AIM OF THE EXERCISE
Retype every record exactly. Leave the pictures out.

Dataset rows describing interfaces
*** Begin section ***

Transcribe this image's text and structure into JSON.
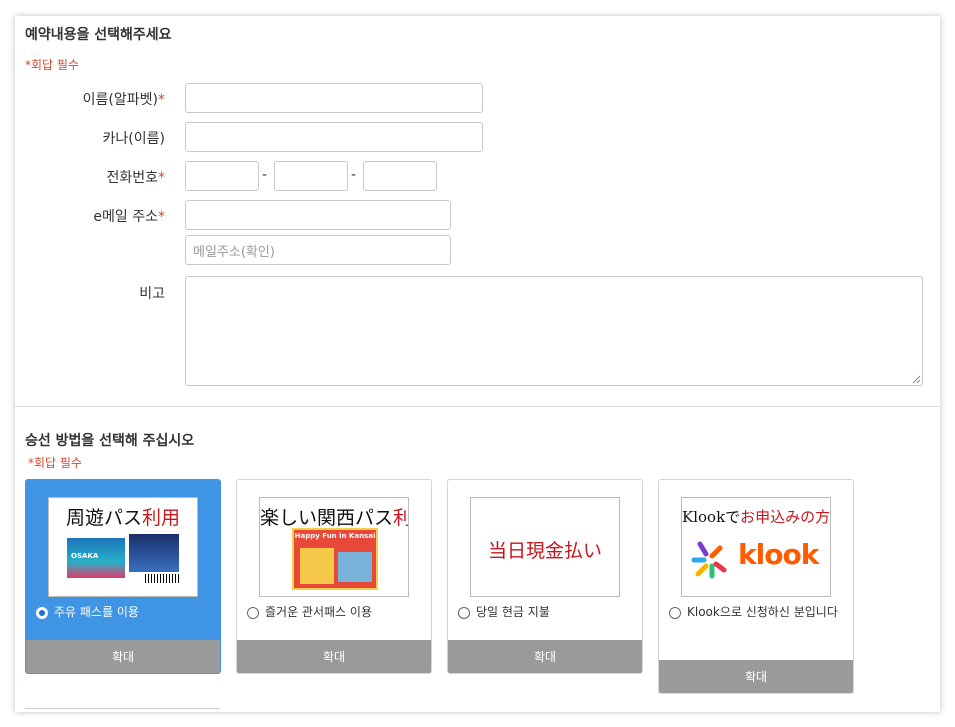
{
  "section1": {
    "title": "예약내용을 선택해주세요",
    "required_note": "*회답 필수",
    "fields": {
      "name_label": "이름(알파벳)",
      "kana_label": "카나(이름)",
      "phone_label": "전화번호",
      "phone_dash": "-",
      "email_label": "e메일 주소",
      "email_confirm_placeholder": "메일주소(확인)",
      "notes_label": "비고",
      "star": "*"
    }
  },
  "section2": {
    "title": "승선 방법을 선택해 주십시오",
    "required_note": "*회답 필수",
    "options": [
      {
        "img_title_black": "周遊パス",
        "img_title_red": "利用",
        "img_subtitle": "OSAKA",
        "label": "주유 패스를 이용",
        "zoom": "확대",
        "selected": true
      },
      {
        "img_title_black": "楽しい関西パス",
        "img_title_red": "利用",
        "img_subtitle": "Happy Fun in Kansai",
        "label": "즐거운 관서패스 이용",
        "zoom": "확대",
        "selected": false
      },
      {
        "img_title_red": "当日現金払い",
        "label": "당일 현금 지불",
        "zoom": "확대",
        "selected": false
      },
      {
        "img_title_black": "Klookで",
        "img_title_red": "お申込みの方",
        "img_brand": "klook",
        "label": "Klook으로 신청하신 분입니다",
        "zoom": "확대",
        "selected": false
      }
    ]
  },
  "colors": {
    "required": "#d9472b",
    "selected_card": "#3f95e4",
    "zoom_bar": "#9a9a9a",
    "klook_orange": "#ff5b00",
    "jp_red": "#c8161d"
  }
}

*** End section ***

EXERCISE SOLUTION
Transcribe this image's text and structure into JSON.
{
  "section1": {
    "title": "예약내용을 선택해주세요",
    "required_note": "*회답 필수",
    "fields": {
      "name_label": "이름(알파벳)",
      "kana_label": "카나(이름)",
      "phone_label": "전화번호",
      "phone_dash": "-",
      "email_label": "e메일 주소",
      "email_confirm_placeholder": "메일주소(확인)",
      "notes_label": "비고",
      "star": "*"
    }
  },
  "section2": {
    "title": "승선 방법을 선택해 주십시오",
    "required_note": "*회답 필수",
    "options": [
      {
        "img_title_black": "周遊パス",
        "img_title_red": "利用",
        "img_subtitle": "OSAKA",
        "label": "주유 패스를 이용",
        "zoom": "확대",
        "selected": true
      },
      {
        "img_title_black": "楽しい関西パス",
        "img_title_red": "利用",
        "img_subtitle": "Happy Fun in Kansai",
        "label": "즐거운 관서패스 이용",
        "zoom": "확대",
        "selected": false
      },
      {
        "img_title_red": "当日現金払い",
        "label": "당일 현금 지불",
        "zoom": "확대",
        "selected": false
      },
      {
        "img_title_black": "Klookで",
        "img_title_red": "お申込みの方",
        "img_brand": "klook",
        "label": "Klook으로 신청하신 분입니다",
        "zoom": "확대",
        "selected": false
      }
    ]
  },
  "colors": {
    "required": "#d9472b",
    "selected_card": "#3f95e4",
    "zoom_bar": "#9a9a9a",
    "klook_orange": "#ff5b00",
    "jp_red": "#c8161d"
  }
}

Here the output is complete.